DATA SUPPLIED

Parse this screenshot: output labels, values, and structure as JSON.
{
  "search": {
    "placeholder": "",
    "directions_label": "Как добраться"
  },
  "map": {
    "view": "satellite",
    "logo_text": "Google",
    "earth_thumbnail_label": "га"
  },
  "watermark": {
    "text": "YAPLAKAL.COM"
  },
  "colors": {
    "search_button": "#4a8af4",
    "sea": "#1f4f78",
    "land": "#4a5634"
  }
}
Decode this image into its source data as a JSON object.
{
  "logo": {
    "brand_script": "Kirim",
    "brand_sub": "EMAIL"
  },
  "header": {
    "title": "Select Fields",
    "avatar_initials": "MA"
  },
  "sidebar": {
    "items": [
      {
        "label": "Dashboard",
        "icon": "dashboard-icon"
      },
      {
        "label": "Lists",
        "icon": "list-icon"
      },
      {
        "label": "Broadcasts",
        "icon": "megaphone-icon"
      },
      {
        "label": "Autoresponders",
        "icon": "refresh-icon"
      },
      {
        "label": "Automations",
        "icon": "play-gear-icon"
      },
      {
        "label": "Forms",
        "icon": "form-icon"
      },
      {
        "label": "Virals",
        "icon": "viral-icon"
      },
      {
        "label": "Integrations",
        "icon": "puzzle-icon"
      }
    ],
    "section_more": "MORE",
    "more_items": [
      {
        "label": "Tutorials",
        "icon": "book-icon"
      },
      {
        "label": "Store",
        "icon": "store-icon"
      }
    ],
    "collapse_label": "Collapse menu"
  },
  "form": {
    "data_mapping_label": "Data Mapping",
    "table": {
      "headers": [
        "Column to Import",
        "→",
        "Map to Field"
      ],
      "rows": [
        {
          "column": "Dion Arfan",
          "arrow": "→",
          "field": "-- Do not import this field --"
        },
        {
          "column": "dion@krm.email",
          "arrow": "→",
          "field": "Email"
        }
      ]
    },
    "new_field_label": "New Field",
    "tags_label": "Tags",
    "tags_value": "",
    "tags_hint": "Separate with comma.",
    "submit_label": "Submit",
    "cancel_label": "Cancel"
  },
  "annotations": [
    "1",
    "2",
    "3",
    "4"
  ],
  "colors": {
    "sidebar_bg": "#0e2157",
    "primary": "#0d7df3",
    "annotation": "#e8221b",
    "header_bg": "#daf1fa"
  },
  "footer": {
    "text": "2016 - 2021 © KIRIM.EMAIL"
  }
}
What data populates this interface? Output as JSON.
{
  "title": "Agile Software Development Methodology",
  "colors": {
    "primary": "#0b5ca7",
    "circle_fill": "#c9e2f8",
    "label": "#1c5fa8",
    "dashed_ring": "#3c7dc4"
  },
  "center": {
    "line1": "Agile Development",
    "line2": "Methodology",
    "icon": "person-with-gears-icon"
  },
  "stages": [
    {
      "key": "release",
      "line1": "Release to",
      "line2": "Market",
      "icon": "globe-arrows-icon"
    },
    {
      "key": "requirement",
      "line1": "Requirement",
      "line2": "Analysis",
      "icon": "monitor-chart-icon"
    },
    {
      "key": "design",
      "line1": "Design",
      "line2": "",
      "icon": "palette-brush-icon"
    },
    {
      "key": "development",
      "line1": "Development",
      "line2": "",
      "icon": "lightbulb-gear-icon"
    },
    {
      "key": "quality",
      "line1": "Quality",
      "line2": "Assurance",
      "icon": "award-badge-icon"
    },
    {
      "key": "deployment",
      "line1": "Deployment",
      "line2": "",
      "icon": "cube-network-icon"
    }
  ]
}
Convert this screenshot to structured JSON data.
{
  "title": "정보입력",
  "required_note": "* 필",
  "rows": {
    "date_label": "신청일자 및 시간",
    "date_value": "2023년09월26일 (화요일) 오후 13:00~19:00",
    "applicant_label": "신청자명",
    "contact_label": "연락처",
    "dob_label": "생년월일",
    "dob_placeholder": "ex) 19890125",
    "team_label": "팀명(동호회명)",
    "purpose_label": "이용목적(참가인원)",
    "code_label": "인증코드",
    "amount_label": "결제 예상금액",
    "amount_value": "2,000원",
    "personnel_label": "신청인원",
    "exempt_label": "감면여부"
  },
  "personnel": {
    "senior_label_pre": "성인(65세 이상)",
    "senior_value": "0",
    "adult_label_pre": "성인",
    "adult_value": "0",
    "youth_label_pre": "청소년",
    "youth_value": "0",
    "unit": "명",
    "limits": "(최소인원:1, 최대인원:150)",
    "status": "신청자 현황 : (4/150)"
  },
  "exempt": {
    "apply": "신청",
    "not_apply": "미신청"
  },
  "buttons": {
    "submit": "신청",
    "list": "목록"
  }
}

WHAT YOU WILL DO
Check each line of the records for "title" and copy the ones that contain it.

SOLUTION FOR THIS PROBLEM
    "title": "Select Fields",
  "title": "Agile Software Development Methodology",
  "title": "정보입력",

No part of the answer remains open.